My blood was frozen in my veins. It looked to me as though some thieves had broken into my room, and kidnapped me from my bed. They were getting ready to cut my throat, which was always what happened with disobedient girls like myself in the stories that my old rural grandmother was so fond of telling me... I strained my ears trying to catch the rasp of the metallic sound. The moment it ceased, it was as though my heart stopped beating with it. I was unable to see, and somehow my breathing seemed also to have stopped. Yet I imagined the thing that was making the rasping sound coming closer and closer to me. ... At that very moment I realized that my thighs had been pulled wide apart, and that each of my lower limbs was being held as far away from the other as possible, gripped by-steel fingers that never relinquished their pressure. I felt that the rasping knife or blade was heading straight down towards my throat. Then suddenly the sharp metallic edge seemed to drop between my thighs and there cut off a piece of flesh from my body. I screamed with pain despite the tight hand held over my mouth, for the pain was not just a pain, it was like a searing flame that went through my whole body. After a few moments, I saw a red pool of blood around my hips. I did not know what they had cut off from my body, and I did not try to find out. I just wept and wept and I wept, and called out to my mother for help. But the worst shock of all was when I looked around and found her standing by my side. Yes, it was her, I could not be mistaken, in flesh and blood, right in the midst of these strangers, talking to them and smiling at them, as though they had not participated in slaughtering her daughter just a few moments ago.

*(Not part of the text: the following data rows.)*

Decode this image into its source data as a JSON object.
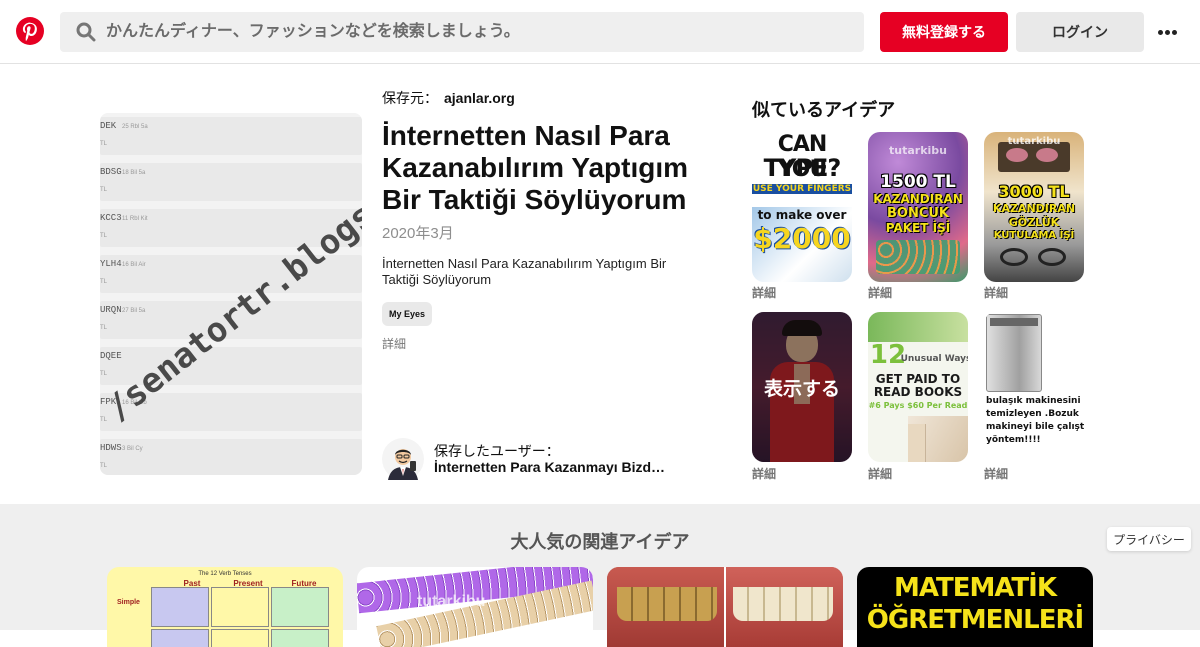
{
  "header": {
    "search_placeholder": "かんたんディナー、ファッションなどを検索しましょう。",
    "signup_label": "無料登録する",
    "login_label": "ログイン",
    "brand_color": "#e60023"
  },
  "pin": {
    "source_label": "保存元：",
    "source_domain": "ajanlar.org",
    "title": "İnternetten Nasıl Para Kazanabılırım Yaptıgım Bir Taktiği Söylüyorum",
    "date": "2020年3月",
    "description": "İnternetten Nasıl Para Kazanabılırım Yaptıgım Bir Taktiği Söylüyorum",
    "tag": "My Eyes",
    "details_link": "詳細",
    "saved_by_label": "保存したユーザー：",
    "saved_by_name": "İnternetten Para Kazanmayı Bizd…",
    "image": {
      "watermark": "/senatortr.blogspot",
      "rows": [
        {
          "code": "DEK",
          "sub": "25 Rbl 5a",
          "tl": "TL"
        },
        {
          "code": "BDSG",
          "sub": "18 Bil 5a",
          "tl": "TL"
        },
        {
          "code": "KCC3",
          "sub": "11 Rbl Kit",
          "tl": "TL"
        },
        {
          "code": "YLH4",
          "sub": "16 Bil Air",
          "tl": "TL"
        },
        {
          "code": "URQN",
          "sub": "27 Bil 5a",
          "tl": "TL"
        },
        {
          "code": "DQEE",
          "sub": "",
          "tl": "TL"
        },
        {
          "code": "FPK",
          "sub": "16 Bil Ob",
          "tl": "TL"
        },
        {
          "code": "HDWS",
          "sub": "3 Bil Cy",
          "tl": "TL"
        }
      ]
    }
  },
  "similar": {
    "title": "似ているアイデア",
    "details_label": "詳細",
    "show_label": "表示する",
    "cards": [
      {
        "lines": [
          "CAN YOU",
          "TYPE?",
          "USE YOUR FINGERS",
          "to make over",
          "$2000"
        ],
        "tag": ""
      },
      {
        "lines": [
          "1500 TL",
          "KAZANDIRAN",
          "BONCUK",
          "PAKET İŞİ"
        ],
        "tag": "tutarkibu"
      },
      {
        "lines": [
          "3000 TL",
          "KAZANDIRAN",
          "GÖZLÜK",
          "KUTULAMA İŞİ"
        ],
        "tag": "tutarkibu"
      },
      {
        "lines": [],
        "tag": ""
      },
      {
        "lines": [
          "12",
          "Unusual Ways",
          "GET PAID TO",
          "READ BOOKS",
          "#6 Pays $60 Per Read"
        ],
        "tag": ""
      },
      {
        "lines": [
          "bulaşık makinesini",
          "temizleyen .Bozuk",
          "makineyi bile çalıştıra",
          "yöntem!!!!"
        ],
        "tag": ""
      }
    ]
  },
  "related": {
    "title": "大人気の関連アイデア",
    "privacy_label": "プライバシー",
    "cards": [
      {
        "headers": [
          "The 12 Verb Tenses",
          "Past",
          "Present",
          "Future",
          "Simple"
        ]
      },
      {
        "tag": "tutarkibu"
      },
      {},
      {
        "lines": [
          "MATEMATİK",
          "ÖĞRETMENLERİ"
        ]
      }
    ]
  }
}
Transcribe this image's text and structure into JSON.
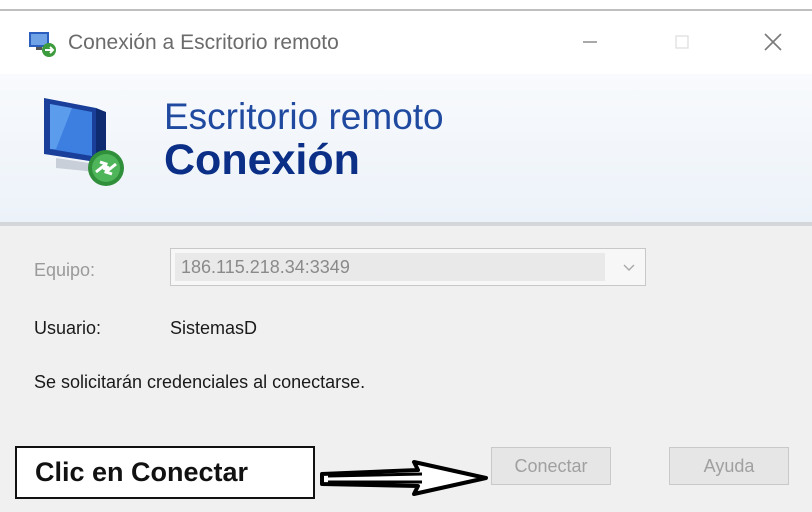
{
  "window": {
    "title": "Conexión a Escritorio remoto",
    "controls": [
      "minimize",
      "maximize",
      "close"
    ]
  },
  "banner": {
    "line1": "Escritorio remoto",
    "line2": "Conexión"
  },
  "form": {
    "computer_label": "Equipo:",
    "computer_value": "186.115.218.34:3349",
    "user_label": "Usuario:",
    "user_value": "SistemasD",
    "note": "Se solicitarán credenciales al conectarse."
  },
  "buttons": {
    "connect": "Conectar",
    "help": "Ayuda"
  },
  "annotation": {
    "text": "Clic en Conectar"
  },
  "icons": {
    "app": "remote-desktop-icon",
    "banner": "remote-desktop-monitor-icon",
    "dropdown": "chevron-down-icon"
  },
  "colors": {
    "banner_text": "#1f4aa0",
    "banner_bold": "#0b2f86",
    "disabled_text": "#9a9a9a"
  }
}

Elizabeth Lloyds in making a case that ‘female orgasm is just for women to have fun with and no reproductive values’, has claimed that FGM has little effect on fertility:
1. “Women who have had FGM do suffer a significantly increased fertility risks. Women who have had the procedure are more likely to need Caesareans and the death rate among their babies is up to 50% higher” WHO said in a new report. The study, reported in the Lancet, involved 30,000 African women (BBC “Female circumcision 'birth risk' 2 June 2006).
2. A study by Jones et al. in Burkina Faso also found that women who have been cut are more likely to experience obstetric complications, a 1998-1999 NHRC study found that women who were circumcised and married off earlier than uncircumcised women, and that circumcised women had greater total fertility than the uncircumcised women (Reason 2004).
3. Another study based on DHS surveys in the Central African Republic, Côte d’Ivoire, and Tanzania found that, “when controlling for confounding socioeconomic, demographic and cultural variables, circumcised Muslim women, grouped by age at circumcision, did not have significantly different odds of infertility nor of childbearing than uncut women” (emphasis added, Larsen and Yan).
4. "The Relationship between Female Genital Cutting and Fertility in Kassena-Nankana District of Northern Ghana", noted a Paper presented by Elizabeth F. Jackson, Philip B. Adongo, Ayaga A. Bawah, Ellie Feinglass, and James F. Phillips at the Annual Meeting of the Population Association of America, Philadelphia, March 31 - April 2, 2005)
It is clear that, patriarchal societies that diminish or eliminate the Muslim women’s capacity for orgasms, by genital cutting or any other means, also have an agenda to make the Muslim women bear more children—i.e. more ‘reproductively successful’. FGM also occurs because men fear, not without good reason, that female arousal does influence reproductive choice. See also the Dogons, the Shipibo and the Sunnah.
In 2004, an international conference on FGM—female genital mutilation—has ended in Kenya with a fresh call to ban these inhumane practices amongst Muslims. The campaigners urged more Muslim countries to ratify the ‘Protocol on the Rights of Women in Africa’ adopted in July 2003. It has so far been ratified by just three states, Rwanda, Libya and Comoros. Although, female circumcision is banned in 14 Islamic African countries, including Ethiopia, Uganda, Ghana and Togo, the practice is still widespread.